# [Extracted data]
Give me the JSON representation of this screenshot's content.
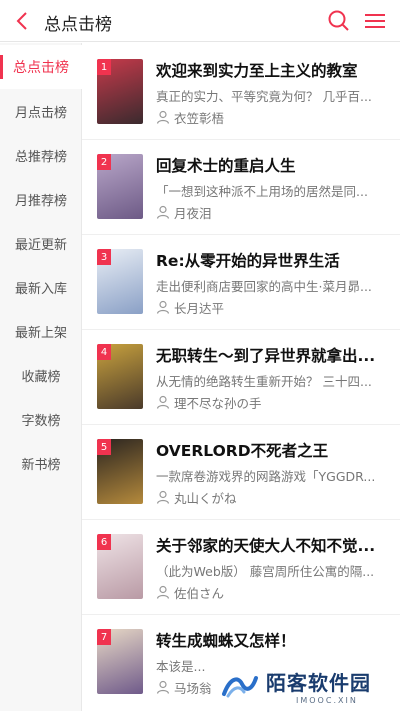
{
  "header": {
    "title": "总点击榜"
  },
  "sidebar": {
    "items": [
      {
        "label": "总点击榜",
        "active": true
      },
      {
        "label": "月点击榜"
      },
      {
        "label": "总推荐榜"
      },
      {
        "label": "月推荐榜"
      },
      {
        "label": "最近更新"
      },
      {
        "label": "最新入库"
      },
      {
        "label": "最新上架"
      },
      {
        "label": "收藏榜"
      },
      {
        "label": "字数榜"
      },
      {
        "label": "新书榜"
      }
    ]
  },
  "books": [
    {
      "rank": "1",
      "title": "欢迎来到实力至上主义的教室",
      "desc": "真正的实力、平等究竟为何？ 几乎百...",
      "author": "衣笠彰梧",
      "cover_colors": [
        "#c73a4b",
        "#3a2a2e"
      ]
    },
    {
      "rank": "2",
      "title": "回复术士的重启人生",
      "desc": "「一想到这种派不上用场的居然是同...",
      "author": "月夜泪",
      "cover_colors": [
        "#b9a7c9",
        "#6d5a86"
      ]
    },
    {
      "rank": "3",
      "title": "Re:从零开始的异世界生活",
      "desc": "走出便利商店要回家的高中生·菜月昴...",
      "author": "长月达平",
      "cover_colors": [
        "#e9eef5",
        "#8aa0c6"
      ]
    },
    {
      "rank": "4",
      "title": "无职转生～到了异世界就拿出...",
      "desc": "从无情的绝路转生重新开始？ 三十四...",
      "author": "理不尽な孙の手",
      "cover_colors": [
        "#c9a23e",
        "#4a3a2a"
      ]
    },
    {
      "rank": "5",
      "title": "OVERLORD不死者之王",
      "desc": "一款席卷游戏界的网路游戏「YGGDR...",
      "author": "丸山くがね",
      "cover_colors": [
        "#2a2420",
        "#b58a3c"
      ]
    },
    {
      "rank": "6",
      "title": "关于邻家的天使大人不知不觉...",
      "desc": "（此为Web版） 藤宫周所住公寓的隔...",
      "author": "佐伯さん",
      "cover_colors": [
        "#efe3e6",
        "#b99aa5"
      ]
    },
    {
      "rank": "7",
      "title": "转生成蜘蛛又怎样！",
      "desc": "本该是...",
      "author": "马场翁",
      "cover_colors": [
        "#e8d9c6",
        "#6f5a8a"
      ]
    }
  ],
  "watermark": {
    "name": "陌客软件园",
    "sub": "IMOOC.XIN"
  },
  "colors": {
    "accent": "#f0334f"
  }
}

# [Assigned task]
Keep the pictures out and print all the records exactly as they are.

# [The answer]
Give me the JSON representation of this screenshot's content.
{
  "header": {
    "title": "总点击榜"
  },
  "sidebar": {
    "items": [
      {
        "label": "总点击榜",
        "active": true
      },
      {
        "label": "月点击榜"
      },
      {
        "label": "总推荐榜"
      },
      {
        "label": "月推荐榜"
      },
      {
        "label": "最近更新"
      },
      {
        "label": "最新入库"
      },
      {
        "label": "最新上架"
      },
      {
        "label": "收藏榜"
      },
      {
        "label": "字数榜"
      },
      {
        "label": "新书榜"
      }
    ]
  },
  "books": [
    {
      "rank": "1",
      "title": "欢迎来到实力至上主义的教室",
      "desc": "真正的实力、平等究竟为何？ 几乎百...",
      "author": "衣笠彰梧",
      "cover_colors": [
        "#c73a4b",
        "#3a2a2e"
      ]
    },
    {
      "rank": "2",
      "title": "回复术士的重启人生",
      "desc": "「一想到这种派不上用场的居然是同...",
      "author": "月夜泪",
      "cover_colors": [
        "#b9a7c9",
        "#6d5a86"
      ]
    },
    {
      "rank": "3",
      "title": "Re:从零开始的异世界生活",
      "desc": "走出便利商店要回家的高中生·菜月昴...",
      "author": "长月达平",
      "cover_colors": [
        "#e9eef5",
        "#8aa0c6"
      ]
    },
    {
      "rank": "4",
      "title": "无职转生～到了异世界就拿出...",
      "desc": "从无情的绝路转生重新开始？ 三十四...",
      "author": "理不尽な孙の手",
      "cover_colors": [
        "#c9a23e",
        "#4a3a2a"
      ]
    },
    {
      "rank": "5",
      "title": "OVERLORD不死者之王",
      "desc": "一款席卷游戏界的网路游戏「YGGDR...",
      "author": "丸山くがね",
      "cover_colors": [
        "#2a2420",
        "#b58a3c"
      ]
    },
    {
      "rank": "6",
      "title": "关于邻家的天使大人不知不觉...",
      "desc": "（此为Web版） 藤宫周所住公寓的隔...",
      "author": "佐伯さん",
      "cover_colors": [
        "#efe3e6",
        "#b99aa5"
      ]
    },
    {
      "rank": "7",
      "title": "转生成蜘蛛又怎样！",
      "desc": "本该是...",
      "author": "马场翁",
      "cover_colors": [
        "#e8d9c6",
        "#6f5a8a"
      ]
    }
  ],
  "watermark": {
    "name": "陌客软件园",
    "sub": "IMOOC.XIN"
  },
  "colors": {
    "accent": "#f0334f"
  }
}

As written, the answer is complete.